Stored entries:
____________
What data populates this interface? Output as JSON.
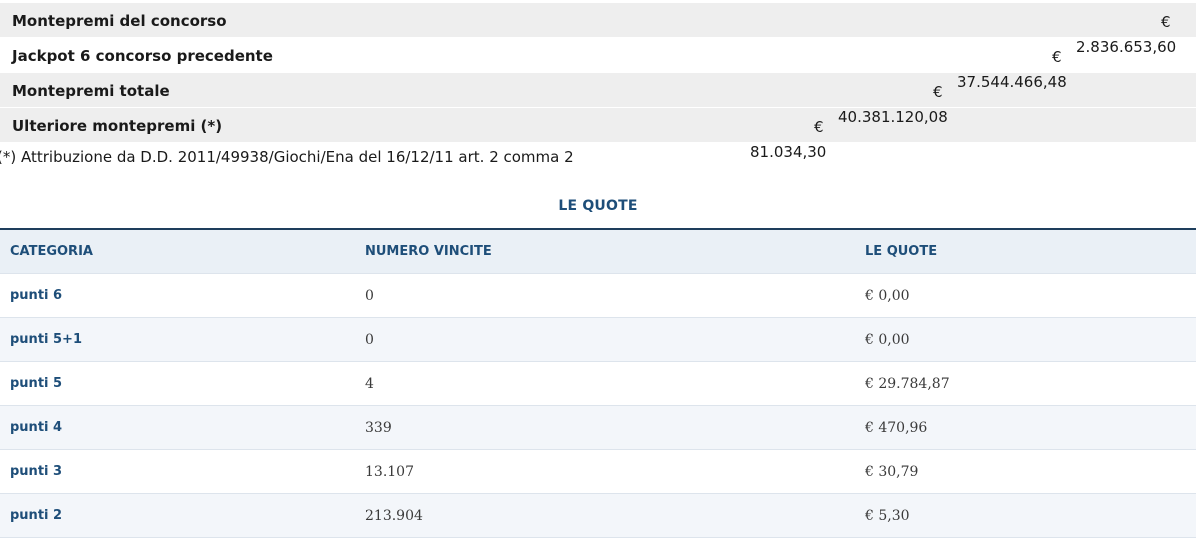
{
  "prize_rows": [
    {
      "label": "Montepremi del concorso",
      "euro": "€",
      "amount": ""
    },
    {
      "label": "Jackpot 6 concorso precedente",
      "euro": "€",
      "amount": "2.836.653,60"
    },
    {
      "label": "Montepremi totale",
      "euro": "€",
      "amount": "37.544.466,48"
    },
    {
      "label": "Ulteriore montepremi (*)",
      "euro": "€",
      "amount": "40.381.120,08"
    }
  ],
  "overflow_amount": "81.034,30",
  "footnote": "(*) Attribuzione da D.D. 2011/49938/Giochi/Ena del 16/12/11 art. 2 comma 2",
  "quote_table": {
    "title": "LE QUOTE",
    "headers": [
      "CATEGORIA",
      "NUMERO VINCITE",
      "LE QUOTE"
    ],
    "rows": [
      {
        "categoria": "punti 6",
        "vincite": "0",
        "quota": "€ 0,00"
      },
      {
        "categoria": "punti 5+1",
        "vincite": "0",
        "quota": "€ 0,00"
      },
      {
        "categoria": "punti 5",
        "vincite": "4",
        "quota": "€ 29.784,87"
      },
      {
        "categoria": "punti 4",
        "vincite": "339",
        "quota": "€ 470,96"
      },
      {
        "categoria": "punti 3",
        "vincite": "13.107",
        "quota": "€ 30,79"
      },
      {
        "categoria": "punti 2",
        "vincite": "213.904",
        "quota": "€ 5,30"
      }
    ]
  }
}
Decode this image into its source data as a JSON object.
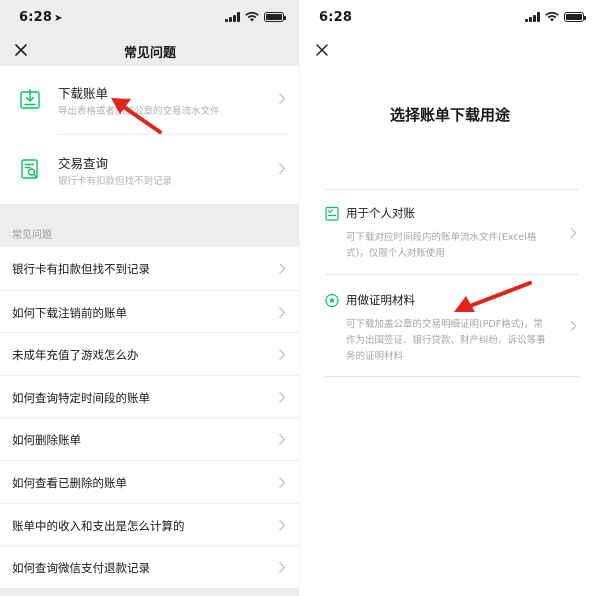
{
  "colors": {
    "accent_green": "#07c160",
    "arrow_red": "#e0251d",
    "left_bg": "#ededed"
  },
  "left": {
    "status_time": "6:28",
    "title": "常见问题",
    "cards": [
      {
        "title": "下载账单",
        "subtitle": "导出表格或者加盖公章的交易流水文件",
        "icon": "download-icon"
      },
      {
        "title": "交易查询",
        "subtitle": "银行卡有扣款但找不到记录",
        "icon": "search-document-icon"
      }
    ],
    "section_title": "常见问题",
    "faq": [
      "银行卡有扣款但找不到记录",
      "如何下载注销前的账单",
      "未成年充值了游戏怎么办",
      "如何查询特定时间段的账单",
      "如何删除账单",
      "如何查看已删除的账单",
      "账单中的收入和支出是怎么计算的",
      "如何查询微信支付退款记录"
    ]
  },
  "right": {
    "status_time": "6:28",
    "heading": "选择账单下载用途",
    "options": [
      {
        "title": "用于个人对账",
        "desc": "可下载对应时间段内的账单流水文件(Excel格式)，仅限个人对账使用",
        "icon": "checklist-icon"
      },
      {
        "title": "用做证明材料",
        "desc": "可下载加盖公章的交易明细证明(PDF格式)，常作为出国签证、银行贷款、财产纠纷、诉讼等事务的证明材料",
        "icon": "seal-star-icon"
      }
    ]
  }
}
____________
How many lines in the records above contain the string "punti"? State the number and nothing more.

6